Jordan Greenby Jordan Green

Prior to regulation, the taxicab market in large cities like New York and Chicago had a “Wild West” quality: an oversupply of vehicles, often poorly maintained, with operators recklessly plying the streets to edge each other out and get the attention of passengers. To address the problem, most cities have adopted a medallion system to limit supply.

Newspaper boxes in Triad cities are a lot like the taxicabs of the early 20th Century in New York and Chicago: They proliferate on streetcorners and clog public space in a kind of arms race to command the attention of passersby with offers of automotive ad sheets, real estate guides and, lastly, journalistic publications of varying quality. When the demand for the product in the boxes diminishes, there’s no economic incentive to take them out of commission. Consequently, many boxes sit empty, deteriorating and causing visual blight. When new players come on the scene, it’s almost impossible for them to compete in the crowded, visually cluttered marketplace (yes, I’m a little bitter).

I propose that each of the three largest Triad cities establish street media circulation commissions to regulate newspaper boxes. In each city, each publication could be issued 10 medallions per box (or whatever amount the cities and industry representatives agreed upon). Each medallion would be issued for a nominal fee, say $5 per year, to cover the cost of administering the program.

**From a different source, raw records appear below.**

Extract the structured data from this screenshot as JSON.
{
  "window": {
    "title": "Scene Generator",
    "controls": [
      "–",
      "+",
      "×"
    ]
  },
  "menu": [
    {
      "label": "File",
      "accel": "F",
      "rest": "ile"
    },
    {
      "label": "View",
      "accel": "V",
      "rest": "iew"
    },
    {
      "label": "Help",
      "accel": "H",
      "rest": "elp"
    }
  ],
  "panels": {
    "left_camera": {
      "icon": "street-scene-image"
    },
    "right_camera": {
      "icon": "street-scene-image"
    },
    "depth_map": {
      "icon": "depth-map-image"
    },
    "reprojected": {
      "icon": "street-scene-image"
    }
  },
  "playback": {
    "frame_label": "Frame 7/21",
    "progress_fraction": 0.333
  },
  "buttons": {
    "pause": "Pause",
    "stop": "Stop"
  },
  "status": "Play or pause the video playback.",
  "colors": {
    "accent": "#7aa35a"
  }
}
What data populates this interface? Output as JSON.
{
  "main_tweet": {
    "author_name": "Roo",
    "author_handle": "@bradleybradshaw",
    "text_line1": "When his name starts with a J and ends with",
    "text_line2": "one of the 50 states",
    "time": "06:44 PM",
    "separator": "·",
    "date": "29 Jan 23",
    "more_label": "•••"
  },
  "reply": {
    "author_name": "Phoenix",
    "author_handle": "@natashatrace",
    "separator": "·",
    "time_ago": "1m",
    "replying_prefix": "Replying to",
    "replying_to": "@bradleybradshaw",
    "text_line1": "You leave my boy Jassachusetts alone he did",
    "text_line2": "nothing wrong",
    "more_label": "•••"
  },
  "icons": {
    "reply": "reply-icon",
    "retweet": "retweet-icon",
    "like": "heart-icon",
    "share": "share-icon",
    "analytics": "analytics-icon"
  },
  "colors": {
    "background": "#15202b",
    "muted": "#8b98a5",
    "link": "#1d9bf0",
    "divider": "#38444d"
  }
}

Anyone with any experience in Triad print-media distribution knows that 10 downtown boxes is more than enough to meet readership demand for any publication. Every box holds 100 papers, but few publications need to stock more than 50 papers per box. And putting aside the derelict boxes, I would wager that the vast majority of the boxes receive no more than 20 papers with 75 percent returns at the end of the weekly cycle.

Everyone in the newspaper business would certainly like to see more robust readership numbers, and it makes sense for the number of street boxes to grow with market demand. Any publisher who feels that their quota of 10 boxes is insufficient to meet demand for their product should be allowed to bid for additional boxes in an open auction held once a year. Let’s say each city should have 20 boxes set aside for the annual auction.

Any of these numbers could be adjusted, with input from representatives of the publications. And in fact, a city employee heading each of the street-media circulation commissions should convene an annual meeting of the publishers prior to the auction to set quotas. The publishers know the market, but the city employee, as a neutral arbiter would have the final say. The system would incentivize newspapers to take boxes off the street where demand has fallen off, preserve breathing room for newspapers that have real appeal, and create a more aesthetically pleasing environment for everyone in our cities.